> **ASSIGNED TASK**
An exact restatement of every record is required.

> **INFORMATION**
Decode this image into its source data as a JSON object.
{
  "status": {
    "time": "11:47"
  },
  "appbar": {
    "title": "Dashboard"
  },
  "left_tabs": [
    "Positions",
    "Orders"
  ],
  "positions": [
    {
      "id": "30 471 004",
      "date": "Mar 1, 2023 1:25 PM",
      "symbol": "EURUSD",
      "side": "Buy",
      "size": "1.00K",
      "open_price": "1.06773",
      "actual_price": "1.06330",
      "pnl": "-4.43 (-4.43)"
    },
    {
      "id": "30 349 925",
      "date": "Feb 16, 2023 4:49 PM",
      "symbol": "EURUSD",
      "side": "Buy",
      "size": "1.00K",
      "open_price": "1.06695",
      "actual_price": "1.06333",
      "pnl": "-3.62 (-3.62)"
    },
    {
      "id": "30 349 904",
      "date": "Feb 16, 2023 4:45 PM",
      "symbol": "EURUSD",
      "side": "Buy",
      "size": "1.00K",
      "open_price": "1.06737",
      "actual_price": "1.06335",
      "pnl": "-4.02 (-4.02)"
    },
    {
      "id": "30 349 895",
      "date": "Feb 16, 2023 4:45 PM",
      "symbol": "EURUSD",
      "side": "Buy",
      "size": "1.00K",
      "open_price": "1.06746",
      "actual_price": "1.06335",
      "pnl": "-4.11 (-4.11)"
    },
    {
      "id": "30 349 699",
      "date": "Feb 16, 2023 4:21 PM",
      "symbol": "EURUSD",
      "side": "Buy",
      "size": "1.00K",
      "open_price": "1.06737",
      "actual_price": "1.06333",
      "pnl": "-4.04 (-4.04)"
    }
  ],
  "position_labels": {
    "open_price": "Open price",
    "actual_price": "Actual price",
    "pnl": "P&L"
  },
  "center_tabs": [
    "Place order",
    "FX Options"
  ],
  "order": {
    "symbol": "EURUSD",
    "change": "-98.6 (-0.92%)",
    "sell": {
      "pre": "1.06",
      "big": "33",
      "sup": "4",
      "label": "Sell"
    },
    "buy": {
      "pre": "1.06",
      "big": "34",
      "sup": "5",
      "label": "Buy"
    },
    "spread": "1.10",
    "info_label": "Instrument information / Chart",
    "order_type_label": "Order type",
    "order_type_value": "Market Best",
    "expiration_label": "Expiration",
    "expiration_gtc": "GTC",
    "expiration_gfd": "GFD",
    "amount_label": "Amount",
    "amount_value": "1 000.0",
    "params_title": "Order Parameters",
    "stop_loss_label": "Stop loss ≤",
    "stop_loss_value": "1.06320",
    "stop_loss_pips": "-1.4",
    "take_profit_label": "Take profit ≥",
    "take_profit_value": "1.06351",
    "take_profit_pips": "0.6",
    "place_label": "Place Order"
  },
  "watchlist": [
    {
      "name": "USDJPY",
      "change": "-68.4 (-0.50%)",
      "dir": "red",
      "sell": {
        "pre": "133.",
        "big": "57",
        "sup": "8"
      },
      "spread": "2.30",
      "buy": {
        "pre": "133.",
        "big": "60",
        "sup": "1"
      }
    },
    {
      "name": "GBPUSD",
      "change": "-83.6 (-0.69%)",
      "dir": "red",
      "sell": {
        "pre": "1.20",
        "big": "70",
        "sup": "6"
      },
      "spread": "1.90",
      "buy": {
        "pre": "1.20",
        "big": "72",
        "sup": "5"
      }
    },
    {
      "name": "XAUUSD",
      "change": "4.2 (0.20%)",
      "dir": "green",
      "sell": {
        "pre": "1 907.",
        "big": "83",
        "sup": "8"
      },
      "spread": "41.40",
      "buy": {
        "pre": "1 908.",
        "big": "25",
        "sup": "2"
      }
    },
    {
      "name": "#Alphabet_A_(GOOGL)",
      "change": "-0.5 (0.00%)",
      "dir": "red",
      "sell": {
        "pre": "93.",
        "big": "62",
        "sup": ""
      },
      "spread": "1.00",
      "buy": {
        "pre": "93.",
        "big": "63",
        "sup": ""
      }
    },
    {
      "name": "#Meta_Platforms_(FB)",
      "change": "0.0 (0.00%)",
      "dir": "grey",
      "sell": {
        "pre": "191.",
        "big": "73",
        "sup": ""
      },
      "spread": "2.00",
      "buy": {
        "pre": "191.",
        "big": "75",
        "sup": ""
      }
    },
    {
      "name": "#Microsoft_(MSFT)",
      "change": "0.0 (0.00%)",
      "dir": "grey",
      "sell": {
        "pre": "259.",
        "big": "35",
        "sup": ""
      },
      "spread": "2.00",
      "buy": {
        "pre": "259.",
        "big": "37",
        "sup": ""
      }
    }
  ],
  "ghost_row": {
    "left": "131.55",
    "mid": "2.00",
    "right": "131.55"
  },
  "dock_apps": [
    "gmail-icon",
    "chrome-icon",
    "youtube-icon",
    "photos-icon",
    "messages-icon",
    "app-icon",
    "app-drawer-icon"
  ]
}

> **OUTPUT FOR THIS EXERCISE**
Decode this image into its source data as a JSON object.
{
  "status": {
    "time": "11:47"
  },
  "appbar": {
    "title": "Dashboard"
  },
  "left_tabs": [
    "Positions",
    "Orders"
  ],
  "positions": [
    {
      "id": "30 471 004",
      "date": "Mar 1, 2023 1:25 PM",
      "symbol": "EURUSD",
      "side": "Buy",
      "size": "1.00K",
      "open_price": "1.06773",
      "actual_price": "1.06330",
      "pnl": "-4.43 (-4.43)"
    },
    {
      "id": "30 349 925",
      "date": "Feb 16, 2023 4:49 PM",
      "symbol": "EURUSD",
      "side": "Buy",
      "size": "1.00K",
      "open_price": "1.06695",
      "actual_price": "1.06333",
      "pnl": "-3.62 (-3.62)"
    },
    {
      "id": "30 349 904",
      "date": "Feb 16, 2023 4:45 PM",
      "symbol": "EURUSD",
      "side": "Buy",
      "size": "1.00K",
      "open_price": "1.06737",
      "actual_price": "1.06335",
      "pnl": "-4.02 (-4.02)"
    },
    {
      "id": "30 349 895",
      "date": "Feb 16, 2023 4:45 PM",
      "symbol": "EURUSD",
      "side": "Buy",
      "size": "1.00K",
      "open_price": "1.06746",
      "actual_price": "1.06335",
      "pnl": "-4.11 (-4.11)"
    },
    {
      "id": "30 349 699",
      "date": "Feb 16, 2023 4:21 PM",
      "symbol": "EURUSD",
      "side": "Buy",
      "size": "1.00K",
      "open_price": "1.06737",
      "actual_price": "1.06333",
      "pnl": "-4.04 (-4.04)"
    }
  ],
  "position_labels": {
    "open_price": "Open price",
    "actual_price": "Actual price",
    "pnl": "P&L"
  },
  "center_tabs": [
    "Place order",
    "FX Options"
  ],
  "order": {
    "symbol": "EURUSD",
    "change": "-98.6 (-0.92%)",
    "sell": {
      "pre": "1.06",
      "big": "33",
      "sup": "4",
      "label": "Sell"
    },
    "buy": {
      "pre": "1.06",
      "big": "34",
      "sup": "5",
      "label": "Buy"
    },
    "spread": "1.10",
    "info_label": "Instrument information / Chart",
    "order_type_label": "Order type",
    "order_type_value": "Market Best",
    "expiration_label": "Expiration",
    "expiration_gtc": "GTC",
    "expiration_gfd": "GFD",
    "amount_label": "Amount",
    "amount_value": "1 000.0",
    "params_title": "Order Parameters",
    "stop_loss_label": "Stop loss ≤",
    "stop_loss_value": "1.06320",
    "stop_loss_pips": "-1.4",
    "take_profit_label": "Take profit ≥",
    "take_profit_value": "1.06351",
    "take_profit_pips": "0.6",
    "place_label": "Place Order"
  },
  "watchlist": [
    {
      "name": "USDJPY",
      "change": "-68.4 (-0.50%)",
      "dir": "red",
      "sell": {
        "pre": "133.",
        "big": "57",
        "sup": "8"
      },
      "spread": "2.30",
      "buy": {
        "pre": "133.",
        "big": "60",
        "sup": "1"
      }
    },
    {
      "name": "GBPUSD",
      "change": "-83.6 (-0.69%)",
      "dir": "red",
      "sell": {
        "pre": "1.20",
        "big": "70",
        "sup": "6"
      },
      "spread": "1.90",
      "buy": {
        "pre": "1.20",
        "big": "72",
        "sup": "5"
      }
    },
    {
      "name": "XAUUSD",
      "change": "4.2 (0.20%)",
      "dir": "green",
      "sell": {
        "pre": "1 907.",
        "big": "83",
        "sup": "8"
      },
      "spread": "41.40",
      "buy": {
        "pre": "1 908.",
        "big": "25",
        "sup": "2"
      }
    },
    {
      "name": "#Alphabet_A_(GOOGL)",
      "change": "-0.5 (0.00%)",
      "dir": "red",
      "sell": {
        "pre": "93.",
        "big": "62",
        "sup": ""
      },
      "spread": "1.00",
      "buy": {
        "pre": "93.",
        "big": "63",
        "sup": ""
      }
    },
    {
      "name": "#Meta_Platforms_(FB)",
      "change": "0.0 (0.00%)",
      "dir": "grey",
      "sell": {
        "pre": "191.",
        "big": "73",
        "sup": ""
      },
      "spread": "2.00",
      "buy": {
        "pre": "191.",
        "big": "75",
        "sup": ""
      }
    },
    {
      "name": "#Microsoft_(MSFT)",
      "change": "0.0 (0.00%)",
      "dir": "grey",
      "sell": {
        "pre": "259.",
        "big": "35",
        "sup": ""
      },
      "spread": "2.00",
      "buy": {
        "pre": "259.",
        "big": "37",
        "sup": ""
      }
    }
  ],
  "ghost_row": {
    "left": "131.55",
    "mid": "2.00",
    "right": "131.55"
  },
  "dock_apps": [
    "gmail-icon",
    "chrome-icon",
    "youtube-icon",
    "photos-icon",
    "messages-icon",
    "app-icon",
    "app-drawer-icon"
  ]
}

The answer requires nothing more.